Work request: Scan the data for "MEOW" and copy each matching line.
*** Block opens ***
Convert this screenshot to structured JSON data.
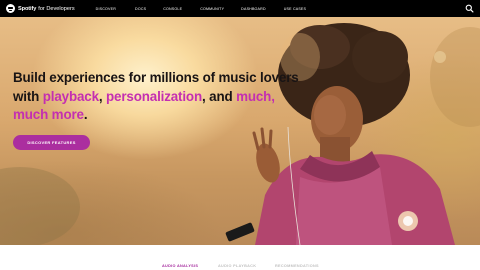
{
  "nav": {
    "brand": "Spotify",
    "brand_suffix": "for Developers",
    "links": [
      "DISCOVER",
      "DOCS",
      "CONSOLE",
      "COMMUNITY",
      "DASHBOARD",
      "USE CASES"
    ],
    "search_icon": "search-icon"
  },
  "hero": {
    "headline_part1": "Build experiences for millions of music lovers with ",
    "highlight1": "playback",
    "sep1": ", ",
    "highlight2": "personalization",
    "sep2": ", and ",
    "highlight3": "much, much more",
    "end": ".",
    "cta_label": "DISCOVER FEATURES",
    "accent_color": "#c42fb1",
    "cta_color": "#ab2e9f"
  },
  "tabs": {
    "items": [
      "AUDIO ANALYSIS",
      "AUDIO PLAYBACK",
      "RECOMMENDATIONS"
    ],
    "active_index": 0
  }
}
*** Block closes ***
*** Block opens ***
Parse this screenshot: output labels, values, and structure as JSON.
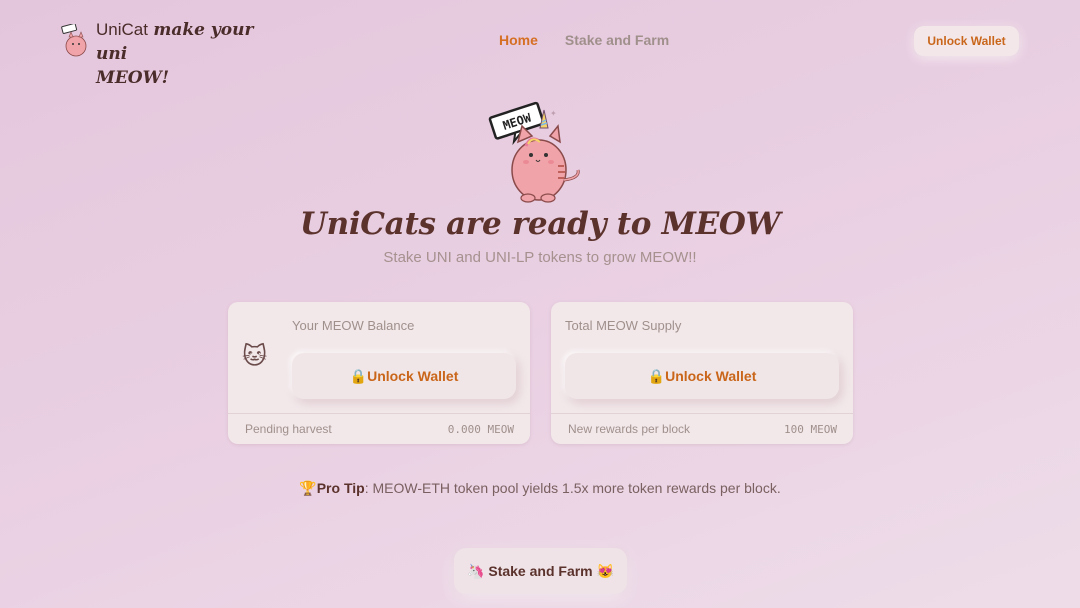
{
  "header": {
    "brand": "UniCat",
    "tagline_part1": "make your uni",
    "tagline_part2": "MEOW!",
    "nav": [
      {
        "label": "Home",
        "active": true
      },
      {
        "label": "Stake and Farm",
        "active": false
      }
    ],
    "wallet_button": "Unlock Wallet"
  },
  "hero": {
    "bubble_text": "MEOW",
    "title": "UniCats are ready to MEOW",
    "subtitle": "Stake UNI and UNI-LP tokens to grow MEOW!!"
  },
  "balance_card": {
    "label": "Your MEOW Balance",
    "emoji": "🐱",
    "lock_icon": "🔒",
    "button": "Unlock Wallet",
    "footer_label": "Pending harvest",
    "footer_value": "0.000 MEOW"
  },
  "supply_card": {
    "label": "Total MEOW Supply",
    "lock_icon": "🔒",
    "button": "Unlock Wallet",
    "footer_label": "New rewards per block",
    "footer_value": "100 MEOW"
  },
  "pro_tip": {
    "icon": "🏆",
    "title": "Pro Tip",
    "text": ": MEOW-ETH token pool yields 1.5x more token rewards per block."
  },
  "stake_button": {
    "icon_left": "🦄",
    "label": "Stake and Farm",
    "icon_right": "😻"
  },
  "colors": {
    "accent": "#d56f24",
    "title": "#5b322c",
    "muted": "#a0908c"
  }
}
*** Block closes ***
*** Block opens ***
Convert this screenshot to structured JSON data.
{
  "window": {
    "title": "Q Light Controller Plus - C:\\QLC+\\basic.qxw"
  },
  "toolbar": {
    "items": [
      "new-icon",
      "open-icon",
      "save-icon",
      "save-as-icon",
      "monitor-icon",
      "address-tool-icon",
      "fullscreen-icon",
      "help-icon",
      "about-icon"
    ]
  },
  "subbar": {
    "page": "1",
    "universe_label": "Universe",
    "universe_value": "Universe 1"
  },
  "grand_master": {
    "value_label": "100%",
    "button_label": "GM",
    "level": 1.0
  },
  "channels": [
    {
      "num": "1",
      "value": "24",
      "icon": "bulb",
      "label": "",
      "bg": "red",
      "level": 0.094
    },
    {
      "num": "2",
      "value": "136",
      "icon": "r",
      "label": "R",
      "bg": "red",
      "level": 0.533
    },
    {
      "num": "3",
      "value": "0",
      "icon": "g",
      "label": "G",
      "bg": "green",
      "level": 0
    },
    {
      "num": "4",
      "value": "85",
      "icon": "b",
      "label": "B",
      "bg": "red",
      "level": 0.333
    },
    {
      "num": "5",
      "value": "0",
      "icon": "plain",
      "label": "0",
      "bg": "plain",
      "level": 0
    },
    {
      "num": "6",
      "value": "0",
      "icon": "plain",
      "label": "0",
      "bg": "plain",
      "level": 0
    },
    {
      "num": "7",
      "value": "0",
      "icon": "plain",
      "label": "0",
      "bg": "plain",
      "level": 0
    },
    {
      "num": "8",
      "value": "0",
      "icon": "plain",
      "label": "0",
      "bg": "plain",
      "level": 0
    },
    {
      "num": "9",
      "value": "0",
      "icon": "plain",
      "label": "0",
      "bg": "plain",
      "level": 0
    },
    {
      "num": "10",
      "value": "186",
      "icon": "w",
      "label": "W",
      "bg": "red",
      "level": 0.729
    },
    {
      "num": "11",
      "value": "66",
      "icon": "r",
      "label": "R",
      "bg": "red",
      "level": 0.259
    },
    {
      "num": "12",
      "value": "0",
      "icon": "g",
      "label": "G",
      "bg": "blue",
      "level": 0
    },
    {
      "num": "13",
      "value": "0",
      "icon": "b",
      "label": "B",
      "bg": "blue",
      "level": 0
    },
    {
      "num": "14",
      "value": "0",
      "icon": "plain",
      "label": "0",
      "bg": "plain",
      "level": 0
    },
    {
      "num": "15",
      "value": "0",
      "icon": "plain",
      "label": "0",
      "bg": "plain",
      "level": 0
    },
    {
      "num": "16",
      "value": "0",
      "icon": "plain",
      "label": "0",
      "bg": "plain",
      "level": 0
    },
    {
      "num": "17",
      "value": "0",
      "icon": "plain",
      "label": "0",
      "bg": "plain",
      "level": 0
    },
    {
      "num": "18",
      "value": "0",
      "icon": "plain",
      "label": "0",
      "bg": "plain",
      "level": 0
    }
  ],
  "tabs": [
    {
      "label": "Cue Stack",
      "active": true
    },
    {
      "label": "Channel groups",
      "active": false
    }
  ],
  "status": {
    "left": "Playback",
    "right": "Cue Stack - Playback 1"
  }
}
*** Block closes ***
Response area:
    "tagline_part2": "MEOW!",
    "bubble_text": "MEOW",
    "title": "UniCats are ready to MEOW",
    "subtitle": "Stake UNI and UNI-LP tokens to grow MEOW!!"
    "label": "Your MEOW Balance",
    "footer_value": "0.000 MEOW"
    "label": "Total MEOW Supply",
    "footer_value": "100 MEOW"
    "text": ": MEOW-ETH token pool yields 1.5x more token rewards per block."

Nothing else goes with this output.